> ABOUT THIS TASK:
Please filter the listing below and copy out the lines that hold "Enabled".

> INPUT RECORDS:
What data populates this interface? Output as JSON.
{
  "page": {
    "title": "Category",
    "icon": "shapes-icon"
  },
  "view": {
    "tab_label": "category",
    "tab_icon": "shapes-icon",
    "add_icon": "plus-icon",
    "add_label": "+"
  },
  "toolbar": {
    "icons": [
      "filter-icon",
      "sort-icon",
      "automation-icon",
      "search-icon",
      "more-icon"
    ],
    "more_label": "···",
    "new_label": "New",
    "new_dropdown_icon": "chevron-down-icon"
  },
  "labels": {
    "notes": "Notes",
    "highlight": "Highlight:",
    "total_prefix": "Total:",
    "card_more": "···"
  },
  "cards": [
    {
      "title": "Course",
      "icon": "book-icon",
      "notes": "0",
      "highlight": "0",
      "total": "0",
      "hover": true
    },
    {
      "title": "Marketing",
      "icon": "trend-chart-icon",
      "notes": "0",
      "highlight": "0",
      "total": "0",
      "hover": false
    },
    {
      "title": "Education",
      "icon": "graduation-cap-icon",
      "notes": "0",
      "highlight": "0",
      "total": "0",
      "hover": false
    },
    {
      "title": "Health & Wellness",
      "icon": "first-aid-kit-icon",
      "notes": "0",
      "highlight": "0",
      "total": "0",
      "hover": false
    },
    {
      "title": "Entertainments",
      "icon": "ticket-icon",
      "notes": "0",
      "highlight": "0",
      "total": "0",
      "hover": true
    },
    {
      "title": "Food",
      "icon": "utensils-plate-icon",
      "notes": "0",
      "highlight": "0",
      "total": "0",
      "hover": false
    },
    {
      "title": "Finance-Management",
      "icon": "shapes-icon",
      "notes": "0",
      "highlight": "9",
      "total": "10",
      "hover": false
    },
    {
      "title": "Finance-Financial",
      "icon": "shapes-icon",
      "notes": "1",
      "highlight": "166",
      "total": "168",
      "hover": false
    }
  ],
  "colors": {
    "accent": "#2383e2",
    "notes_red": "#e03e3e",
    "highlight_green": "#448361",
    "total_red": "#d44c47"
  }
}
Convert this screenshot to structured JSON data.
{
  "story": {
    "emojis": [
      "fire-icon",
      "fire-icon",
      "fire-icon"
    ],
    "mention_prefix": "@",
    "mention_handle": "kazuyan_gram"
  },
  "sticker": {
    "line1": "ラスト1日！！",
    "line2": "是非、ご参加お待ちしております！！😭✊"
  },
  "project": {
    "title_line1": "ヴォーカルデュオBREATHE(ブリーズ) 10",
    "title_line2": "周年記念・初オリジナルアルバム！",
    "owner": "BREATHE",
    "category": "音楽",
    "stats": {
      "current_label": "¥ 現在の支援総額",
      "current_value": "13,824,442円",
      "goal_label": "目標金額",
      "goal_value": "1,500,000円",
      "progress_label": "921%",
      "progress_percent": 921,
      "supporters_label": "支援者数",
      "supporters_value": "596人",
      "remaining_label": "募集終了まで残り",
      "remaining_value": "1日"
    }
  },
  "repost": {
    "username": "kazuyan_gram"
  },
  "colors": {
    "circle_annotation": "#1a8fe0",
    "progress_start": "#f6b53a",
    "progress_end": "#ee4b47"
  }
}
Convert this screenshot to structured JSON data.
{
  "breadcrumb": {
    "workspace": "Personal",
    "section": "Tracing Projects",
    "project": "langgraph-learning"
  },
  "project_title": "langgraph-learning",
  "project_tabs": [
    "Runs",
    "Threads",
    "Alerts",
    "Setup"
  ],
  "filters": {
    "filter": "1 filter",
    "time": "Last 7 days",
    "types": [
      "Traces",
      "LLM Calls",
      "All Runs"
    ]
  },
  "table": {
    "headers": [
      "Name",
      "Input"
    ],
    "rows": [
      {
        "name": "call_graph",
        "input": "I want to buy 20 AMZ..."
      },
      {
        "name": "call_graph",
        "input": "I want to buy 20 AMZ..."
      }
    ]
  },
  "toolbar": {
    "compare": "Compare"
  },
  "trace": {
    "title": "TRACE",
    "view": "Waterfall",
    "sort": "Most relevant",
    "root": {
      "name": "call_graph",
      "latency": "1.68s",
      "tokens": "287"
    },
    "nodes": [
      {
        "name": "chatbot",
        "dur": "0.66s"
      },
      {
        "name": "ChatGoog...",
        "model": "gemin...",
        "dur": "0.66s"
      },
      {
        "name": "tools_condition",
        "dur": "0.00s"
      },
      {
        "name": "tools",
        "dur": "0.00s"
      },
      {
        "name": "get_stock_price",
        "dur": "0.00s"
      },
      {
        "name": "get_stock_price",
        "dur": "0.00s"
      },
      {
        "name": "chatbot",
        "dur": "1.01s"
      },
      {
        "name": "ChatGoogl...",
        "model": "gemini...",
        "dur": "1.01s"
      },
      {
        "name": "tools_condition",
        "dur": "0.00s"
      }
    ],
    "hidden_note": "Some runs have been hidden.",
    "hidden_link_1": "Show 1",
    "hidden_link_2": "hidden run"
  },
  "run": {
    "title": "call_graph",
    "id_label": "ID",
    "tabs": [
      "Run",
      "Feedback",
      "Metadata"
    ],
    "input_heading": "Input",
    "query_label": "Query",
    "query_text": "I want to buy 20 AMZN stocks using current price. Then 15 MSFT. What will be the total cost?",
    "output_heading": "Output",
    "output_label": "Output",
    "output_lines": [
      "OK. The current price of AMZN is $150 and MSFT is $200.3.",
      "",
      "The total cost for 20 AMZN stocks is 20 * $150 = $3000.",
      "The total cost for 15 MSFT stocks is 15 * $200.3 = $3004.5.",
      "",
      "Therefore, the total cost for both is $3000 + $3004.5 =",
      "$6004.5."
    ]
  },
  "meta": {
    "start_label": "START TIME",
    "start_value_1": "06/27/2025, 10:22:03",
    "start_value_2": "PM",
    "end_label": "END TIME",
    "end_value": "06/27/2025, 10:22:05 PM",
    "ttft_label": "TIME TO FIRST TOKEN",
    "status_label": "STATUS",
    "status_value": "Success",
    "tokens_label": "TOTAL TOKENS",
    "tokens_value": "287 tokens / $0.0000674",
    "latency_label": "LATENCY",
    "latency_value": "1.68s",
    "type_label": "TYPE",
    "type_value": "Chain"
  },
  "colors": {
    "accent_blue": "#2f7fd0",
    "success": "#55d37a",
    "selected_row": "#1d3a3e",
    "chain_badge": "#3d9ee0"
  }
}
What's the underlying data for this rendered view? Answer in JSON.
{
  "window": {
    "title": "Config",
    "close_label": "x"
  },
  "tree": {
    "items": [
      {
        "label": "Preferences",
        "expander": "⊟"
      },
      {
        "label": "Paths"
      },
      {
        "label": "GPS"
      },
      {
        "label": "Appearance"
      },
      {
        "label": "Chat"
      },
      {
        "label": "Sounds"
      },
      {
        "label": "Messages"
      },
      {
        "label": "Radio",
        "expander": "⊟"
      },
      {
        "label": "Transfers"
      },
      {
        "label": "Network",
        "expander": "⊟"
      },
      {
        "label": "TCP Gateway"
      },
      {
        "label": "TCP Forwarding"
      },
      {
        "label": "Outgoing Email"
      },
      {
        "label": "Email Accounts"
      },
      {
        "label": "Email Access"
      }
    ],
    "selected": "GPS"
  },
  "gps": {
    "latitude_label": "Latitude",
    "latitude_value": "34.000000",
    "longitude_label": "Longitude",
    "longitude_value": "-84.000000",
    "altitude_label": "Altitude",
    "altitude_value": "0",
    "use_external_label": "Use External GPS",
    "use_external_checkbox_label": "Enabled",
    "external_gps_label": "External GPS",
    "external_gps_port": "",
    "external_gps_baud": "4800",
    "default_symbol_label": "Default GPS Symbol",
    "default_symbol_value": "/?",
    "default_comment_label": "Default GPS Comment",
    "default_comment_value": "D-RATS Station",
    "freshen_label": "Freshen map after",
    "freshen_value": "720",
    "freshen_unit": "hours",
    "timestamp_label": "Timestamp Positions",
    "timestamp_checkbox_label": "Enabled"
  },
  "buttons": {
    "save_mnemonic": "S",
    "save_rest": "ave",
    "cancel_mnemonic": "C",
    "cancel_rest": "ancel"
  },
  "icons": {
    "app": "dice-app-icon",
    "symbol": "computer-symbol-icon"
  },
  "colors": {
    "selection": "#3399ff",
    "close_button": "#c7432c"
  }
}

> SOLUTION TO THIS TASK:
    "use_external_checkbox_label": "Enabled",
    "timestamp_checkbox_label": "Enabled"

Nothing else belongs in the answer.